News, 10 December 2015

NEW YORK: Sour Patch Kids, the candy line made by Mondelez International, has successfully engaged teenage consumers by making brand fame a key priority.

Farrah Bezner, Marketing Director/Halls & Candy at Mondelez, drilled down into this subject at Advertising Week 2015 in New York.

More specifically, she discussed how Sour Patch Kids has connected with teens via a diverse range of initiatives, from establishing two houses for touring musicians to making a scripted online series starring popular digital influencers.

"When we stepped back and we said, 'How can we transform this business, how can we make Sour Patch one of the fastest-growing candy brands in the world?', we asked ourselves one question: 'Can candy be famous?'" Bezner said. (For more, including four tips for brands, read Warc's exclusive report: How Sour Patch Kids built brand fame.)

"Why did we want to become famous? Because, well, fame is difficult. We actually think it is the driver of cultural relevancy. And so we set that as our target goal."

Be it partnering with Vine influencers on Snapchat or running a user-generated fiction campaign with storytelling platform Wattpad, all of its fame-driven efforts are based around the brand's "Sour Then Sweet" tagline.

"We have a really, really great personality," she said. "And our 'Sour Then Sweet' [positioning] is way more than the taste of the candy," said Bezner.

"'Sour Then Sweet' is our personality; it's our playful and loveable, but a little bit mischievous characters that we bring to life in new ways."

Indeed, the brand's mischievous mascots help demonstrate the product's positioning in practice, and are another common feature of its marketing.

"We realised something really quickly – that it wasn't about making the brand famous. It was about making the Kids famous," said Bezner. "The Kids and their personality is definitely something that we had and we could own.
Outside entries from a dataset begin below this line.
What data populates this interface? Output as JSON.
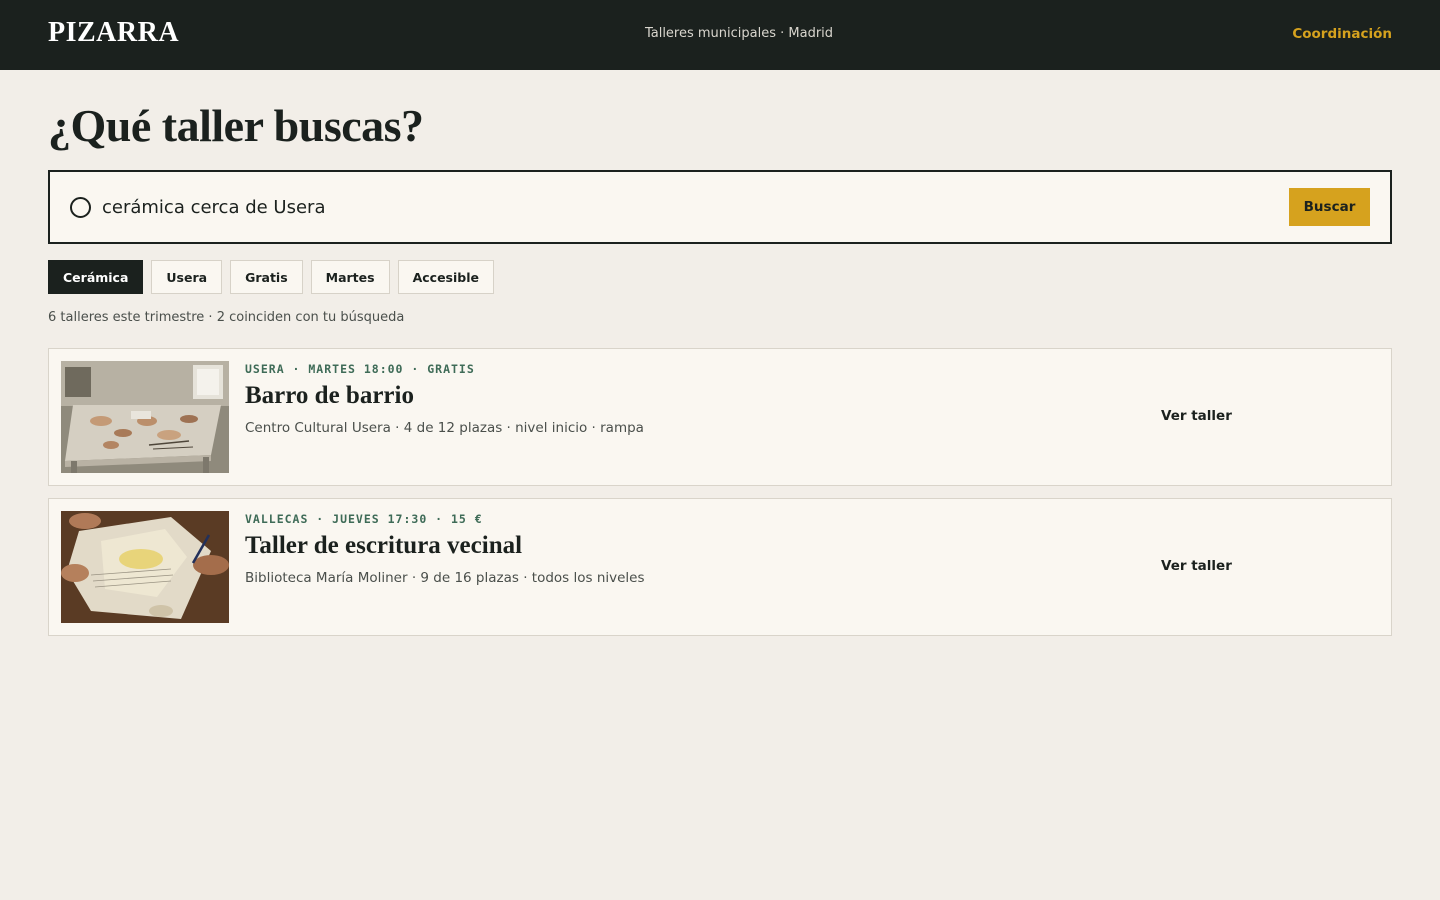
{
  "header": {
    "brand": "PIZARRA",
    "tagline": "Talleres municipales · Madrid",
    "nav_link": "Coordinación"
  },
  "main": {
    "title": "¿Qué taller buscas?",
    "search": {
      "value": "cerámica cerca de Usera",
      "button_label": "Buscar",
      "icon": "search-icon"
    },
    "filters": [
      {
        "label": "Cerámica",
        "active": true
      },
      {
        "label": "Usera",
        "active": false
      },
      {
        "label": "Gratis",
        "active": false
      },
      {
        "label": "Martes",
        "active": false
      },
      {
        "label": "Accesible",
        "active": false
      }
    ],
    "summary": "6 talleres este trimestre · 2 coinciden con tu búsqueda",
    "results": [
      {
        "kicker": "USERA · MARTES 18:00 · GRATIS",
        "title": "Barro de barrio",
        "meta": "Centro Cultural Usera · 4 de 12 plazas · nivel inicio · rampa",
        "link": "Ver taller"
      },
      {
        "kicker": "VALLECAS · JUEVES 17:30 · 15 €",
        "title": "Taller de escritura vecinal",
        "meta": "Biblioteca María Moliner · 9 de 16 plazas · todos los niveles",
        "link": "Ver taller"
      }
    ]
  },
  "colors": {
    "background": "#f2eee8",
    "header": "#1b211e",
    "accent": "#d6a21e",
    "kicker": "#3e6b57"
  }
}
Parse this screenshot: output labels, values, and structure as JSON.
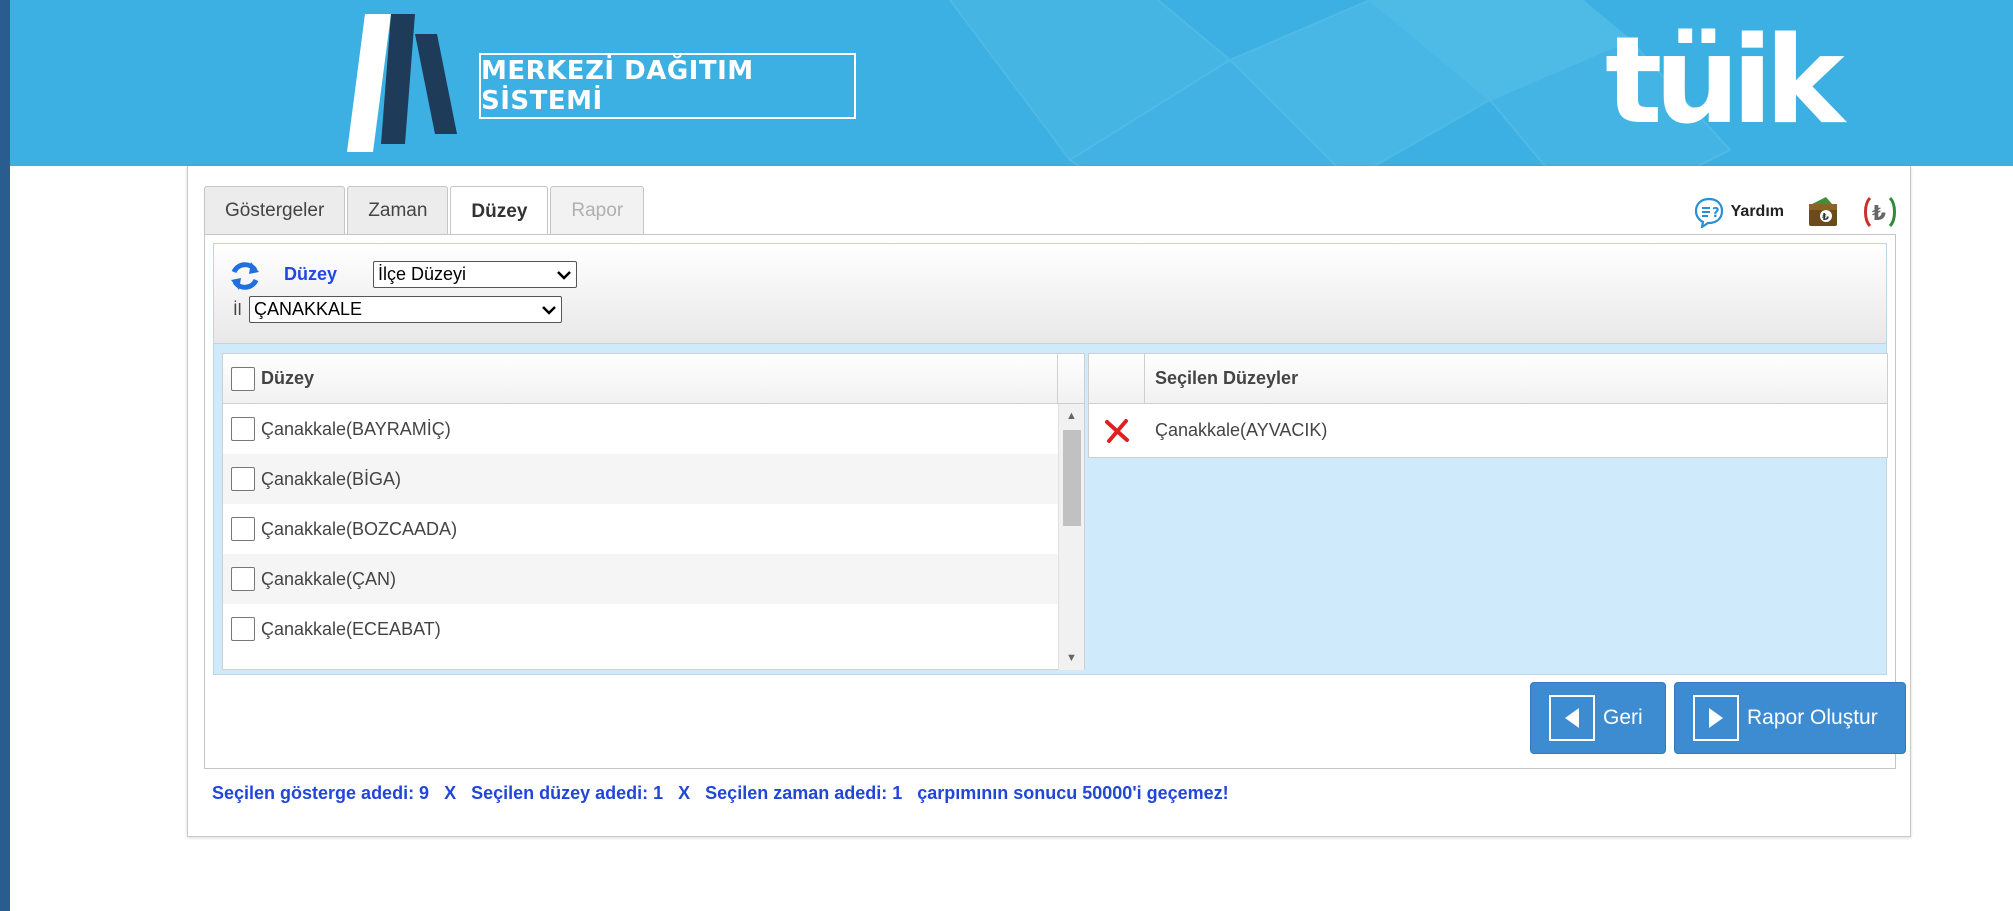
{
  "header": {
    "brand_text": "MERKEZİ DAĞITIM SİSTEMİ",
    "logo_text": "tüik"
  },
  "tabs": [
    {
      "label": "Göstergeler",
      "state": "normal"
    },
    {
      "label": "Zaman",
      "state": "normal"
    },
    {
      "label": "Düzey",
      "state": "active"
    },
    {
      "label": "Rapor",
      "state": "disabled"
    }
  ],
  "toolbar": {
    "help_label": "Yardım",
    "icons": [
      "help-bubble-icon",
      "wallet-icon",
      "lira-icon"
    ]
  },
  "filters": {
    "duzey_label": "Düzey",
    "duzey_select_value": "İlçe Düzeyi",
    "il_label": "İl",
    "il_select_value": "ÇANAKKALE"
  },
  "left_list": {
    "header": "Düzey",
    "items": [
      "Çanakkale(BAYRAMİÇ)",
      "Çanakkale(BİGA)",
      "Çanakkale(BOZCAADA)",
      "Çanakkale(ÇAN)",
      "Çanakkale(ECEABAT)"
    ]
  },
  "right_list": {
    "header": "Seçilen Düzeyler",
    "items": [
      "Çanakkale(AYVACIK)"
    ]
  },
  "buttons": {
    "back_label": "Geri",
    "create_report_label": "Rapor Oluştur"
  },
  "footer": {
    "note": "Seçilen gösterge adedi: 9   X   Seçilen düzey adedi: 1   X   Seçilen zaman adedi: 1   çarpımının sonucu 50000'i geçemez!"
  },
  "colors": {
    "header_bg": "#3cb0e2",
    "accent_blue": "#1f49e0",
    "button_blue": "#3d8bd0",
    "panel_light_blue": "#cfeafb"
  }
}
"But we also knew that we had to take the Kids to places that people didn't necessarily expect us to be, and we needed to be a first-mover on platforms … that people didn't expect to see Sour Patch Kids."

Data sourced from Warc